What We Have Learned From The Sudden Disappearance of Live Sports Inventory

This article was written by Tatari's CEO, Philip Inghelbrecht, and was originally featured on Next TV | Broadcasting + Cable.

The NBA is back. So is the Premier League, Bundesliga, La Liga, Nascar, MLB and the NHL. Above all, Football (American football, that is) is less than 100 days away from a planned on-time start. 

There remain question marks as to whether any of the above can complete a full season without having to pull back. Still, this represents real change from where we were only a few weeks ago, in the midst of the most unprecedented absence of the live programming that anchors the media calendar. With major sports set to resume, it’s a good time to take stock of what we learned from the hiatus. And how these learning may influence the TV industry and advertising market for live sports moving forward. 

Lower barriers to entry gave performance advertisers a taste for premium inventory 

The overnight exodus of live sports programming, combined with the rapid retrenchment from major TV advertisers, occurred at the same time as quarantines and stay-at-home orders led to a massive surge in TV viewership. It created a buyer’s market where many small TV advertisers (often performance-oriented DTC brands) could taste premium inventory for the first time. In many cases, it performed quite well. It has been a truly perfect storm. 

When sports return, the market for that (super?) premium inventory will be larger and more diverse than ever before. We have some early evidence from this already: Tatari advertisers were fast to buy into the NFL Draft and Nascar’s return. They are hungry for more and will enter the sports market with less sticker shock (or willing to pay higher CPMs).  

Traditional networks will write blank checks for sports right

Brands understand that no inventory provides the same reach as live sports. To cite a recent example, the average audience of the 2019 NCAA Basketball Championship game is still larger than March 2020’s top two prime-time entertainment shows combined - and that’s with a larger, stay-at-home audience. 

Networks know this all too well, as they struggle to replace the billions in lost ad revenues that suddenly evaporated from their balance sheets. Reruns of old games, video game tournaments, golf friendlies, and documentaries, no matter how compelling, hardly make up for the loss. 

This harsh reminder has come at a pivotal time, as networks prepare to bid on landmark sports rights contracts next year. 2021 was already shaping up to be a bidding war, with networks facing potential competition from deep-pocketed tech companies like Amazon, Twitter, and Apple. Now that networks (and their shareholders) have experienced what it’s like to not have this inventory, it’s a safe bet that they will approach next year’s TV rights negotiations with a new sense of resolve. Sometimes you don’t know what you have, or how much it’s worth, until you lose it. A blank check will give the traditional TV networks the needed life-support in their managed decline. 

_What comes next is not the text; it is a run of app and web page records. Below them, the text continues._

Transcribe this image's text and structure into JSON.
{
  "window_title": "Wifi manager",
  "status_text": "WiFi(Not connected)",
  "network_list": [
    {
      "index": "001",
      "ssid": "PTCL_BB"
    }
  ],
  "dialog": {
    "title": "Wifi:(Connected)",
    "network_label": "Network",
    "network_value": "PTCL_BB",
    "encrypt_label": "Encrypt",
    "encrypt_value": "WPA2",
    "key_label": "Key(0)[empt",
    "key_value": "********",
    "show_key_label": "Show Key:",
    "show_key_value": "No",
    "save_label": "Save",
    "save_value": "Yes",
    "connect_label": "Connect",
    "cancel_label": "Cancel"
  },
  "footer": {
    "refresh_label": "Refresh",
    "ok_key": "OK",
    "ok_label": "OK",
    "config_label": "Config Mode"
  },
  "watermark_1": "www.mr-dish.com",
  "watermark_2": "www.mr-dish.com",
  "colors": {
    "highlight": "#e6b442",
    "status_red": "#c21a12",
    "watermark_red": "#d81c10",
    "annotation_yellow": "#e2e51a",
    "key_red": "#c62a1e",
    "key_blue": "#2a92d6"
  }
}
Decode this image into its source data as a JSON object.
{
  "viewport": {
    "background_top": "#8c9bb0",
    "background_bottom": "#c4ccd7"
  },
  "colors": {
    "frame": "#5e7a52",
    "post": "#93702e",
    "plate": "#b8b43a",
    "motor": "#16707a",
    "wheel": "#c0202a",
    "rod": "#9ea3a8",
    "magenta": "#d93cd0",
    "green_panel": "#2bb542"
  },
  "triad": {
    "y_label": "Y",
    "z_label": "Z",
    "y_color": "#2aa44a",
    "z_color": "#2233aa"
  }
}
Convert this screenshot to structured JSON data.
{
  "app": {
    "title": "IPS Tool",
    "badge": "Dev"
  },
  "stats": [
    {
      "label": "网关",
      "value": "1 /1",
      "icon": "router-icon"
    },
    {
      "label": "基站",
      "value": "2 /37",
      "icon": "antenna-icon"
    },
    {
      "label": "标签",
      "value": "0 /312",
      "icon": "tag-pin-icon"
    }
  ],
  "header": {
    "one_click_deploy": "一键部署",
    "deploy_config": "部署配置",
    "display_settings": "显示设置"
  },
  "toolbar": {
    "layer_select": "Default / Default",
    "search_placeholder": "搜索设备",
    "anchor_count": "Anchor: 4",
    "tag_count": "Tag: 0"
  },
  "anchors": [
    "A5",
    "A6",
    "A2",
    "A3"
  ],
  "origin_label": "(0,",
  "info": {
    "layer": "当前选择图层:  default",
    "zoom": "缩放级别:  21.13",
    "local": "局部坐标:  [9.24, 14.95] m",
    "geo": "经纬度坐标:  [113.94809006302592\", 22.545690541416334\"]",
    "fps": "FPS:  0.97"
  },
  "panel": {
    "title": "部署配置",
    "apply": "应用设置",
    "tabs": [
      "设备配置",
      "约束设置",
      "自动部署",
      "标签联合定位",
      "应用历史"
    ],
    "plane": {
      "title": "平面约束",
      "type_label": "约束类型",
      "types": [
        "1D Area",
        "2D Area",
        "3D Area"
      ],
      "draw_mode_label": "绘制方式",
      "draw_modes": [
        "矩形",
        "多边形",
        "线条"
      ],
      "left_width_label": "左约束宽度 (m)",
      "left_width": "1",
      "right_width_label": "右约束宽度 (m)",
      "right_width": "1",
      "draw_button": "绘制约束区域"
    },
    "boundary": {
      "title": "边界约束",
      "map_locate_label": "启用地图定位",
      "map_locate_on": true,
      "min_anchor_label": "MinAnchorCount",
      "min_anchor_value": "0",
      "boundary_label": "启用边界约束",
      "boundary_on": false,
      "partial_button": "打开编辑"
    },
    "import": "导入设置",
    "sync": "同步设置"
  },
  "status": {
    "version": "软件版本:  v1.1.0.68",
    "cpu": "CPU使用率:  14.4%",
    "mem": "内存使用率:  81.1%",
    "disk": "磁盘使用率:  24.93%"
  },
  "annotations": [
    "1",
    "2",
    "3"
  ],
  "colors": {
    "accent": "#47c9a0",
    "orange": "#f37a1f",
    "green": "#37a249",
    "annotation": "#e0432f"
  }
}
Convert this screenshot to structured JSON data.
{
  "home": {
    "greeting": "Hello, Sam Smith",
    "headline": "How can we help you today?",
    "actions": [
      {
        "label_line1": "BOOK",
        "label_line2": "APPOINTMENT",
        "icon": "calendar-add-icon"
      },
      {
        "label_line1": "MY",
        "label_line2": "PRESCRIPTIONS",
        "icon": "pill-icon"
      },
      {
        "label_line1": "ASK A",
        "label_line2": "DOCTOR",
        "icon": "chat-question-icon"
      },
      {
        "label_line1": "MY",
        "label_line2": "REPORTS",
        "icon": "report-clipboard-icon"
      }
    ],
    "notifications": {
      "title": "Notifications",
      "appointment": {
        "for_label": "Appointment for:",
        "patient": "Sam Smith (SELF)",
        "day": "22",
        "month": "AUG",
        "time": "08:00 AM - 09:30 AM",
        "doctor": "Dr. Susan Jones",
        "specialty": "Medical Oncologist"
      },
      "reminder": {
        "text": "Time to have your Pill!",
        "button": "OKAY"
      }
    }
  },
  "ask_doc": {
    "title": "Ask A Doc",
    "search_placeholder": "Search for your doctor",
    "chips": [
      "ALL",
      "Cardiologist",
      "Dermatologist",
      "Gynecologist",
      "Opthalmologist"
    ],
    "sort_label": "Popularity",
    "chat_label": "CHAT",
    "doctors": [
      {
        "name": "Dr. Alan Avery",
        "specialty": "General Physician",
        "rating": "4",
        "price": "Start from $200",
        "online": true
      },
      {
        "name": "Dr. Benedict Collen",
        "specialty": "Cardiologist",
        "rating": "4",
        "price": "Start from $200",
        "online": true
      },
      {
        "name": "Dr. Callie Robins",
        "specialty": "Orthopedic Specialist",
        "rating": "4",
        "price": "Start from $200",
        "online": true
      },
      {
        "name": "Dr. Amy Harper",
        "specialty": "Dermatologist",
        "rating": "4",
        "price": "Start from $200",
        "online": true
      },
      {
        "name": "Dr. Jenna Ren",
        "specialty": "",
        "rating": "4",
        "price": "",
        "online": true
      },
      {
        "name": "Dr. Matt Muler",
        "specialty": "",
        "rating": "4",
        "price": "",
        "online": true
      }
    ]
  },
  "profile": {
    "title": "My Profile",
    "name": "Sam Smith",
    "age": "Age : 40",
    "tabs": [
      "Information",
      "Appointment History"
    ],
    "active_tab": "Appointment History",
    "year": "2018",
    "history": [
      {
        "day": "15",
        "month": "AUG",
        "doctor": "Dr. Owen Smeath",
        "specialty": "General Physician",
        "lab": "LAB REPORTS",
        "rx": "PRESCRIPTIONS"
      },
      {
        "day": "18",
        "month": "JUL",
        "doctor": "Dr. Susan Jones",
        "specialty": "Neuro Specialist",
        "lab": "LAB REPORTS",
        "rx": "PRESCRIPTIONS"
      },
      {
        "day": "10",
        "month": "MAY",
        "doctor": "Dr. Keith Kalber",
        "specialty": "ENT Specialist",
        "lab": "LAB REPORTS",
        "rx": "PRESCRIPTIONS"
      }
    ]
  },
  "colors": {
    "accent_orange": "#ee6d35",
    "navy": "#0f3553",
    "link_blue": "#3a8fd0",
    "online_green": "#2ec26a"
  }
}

At Tatari, we actually don’t believe that the tech companies are 100% ready and willing to write big checks for sports. Unlike DirecTV, whose customer acquisition hinged on NFL Sunday Ticket, technology companies have enjoyed massive growth - so far - without much sports content. They don’t need it, just yet. Furthermore, a total switch to streaming might just be too much for them to swallow. The largest streaming event, as measured in concurrent viewers, took place on April 12 when almost 3 million people simultaneously watched Andrea Bocelli. That’s just a fraction of an average NFL game: 15 million+ (the Super Bowl itself is a cool ~100 million). So let’s give credit where credit is due; today, only traditional TV networks can pull this off flawlessly. Besides, too many fans across the country still don’t have fast enough Internet access yet, and the sports league ought to be careful to not alienate them.  

Lesson Learned 

Sports is indispensable for all marketers. Coronavirus has demonstrated this and given many upcoming brands the needed confidence to take the plunge. In that, sports is equally indispensable for the TV industry, both legacy (cable and broadcast networks) and future media players alike.

Philip Inghelbrecht

I'm CEO at Tatari. I love getting things done.

Related

A COVID-19 Strategy Manual For Negotiating Upfronts in 2020

See our recommendations for what to buy (linear vs streaming, remnant vs guaranteed) and when to buy over the next 3 quarters.

Why The Christmas Crunch For D2C TV Buyers Really Comes in August

“The most wonderful time of the year” can actually be a make-or-break time in terms of allocating for linear TV.

Where to start? Choosing your first networks and publishers.

It's important to step away from demographics altogether and instead, build audiences based on the programs and networks that a brand’s current visitors or customers are watching.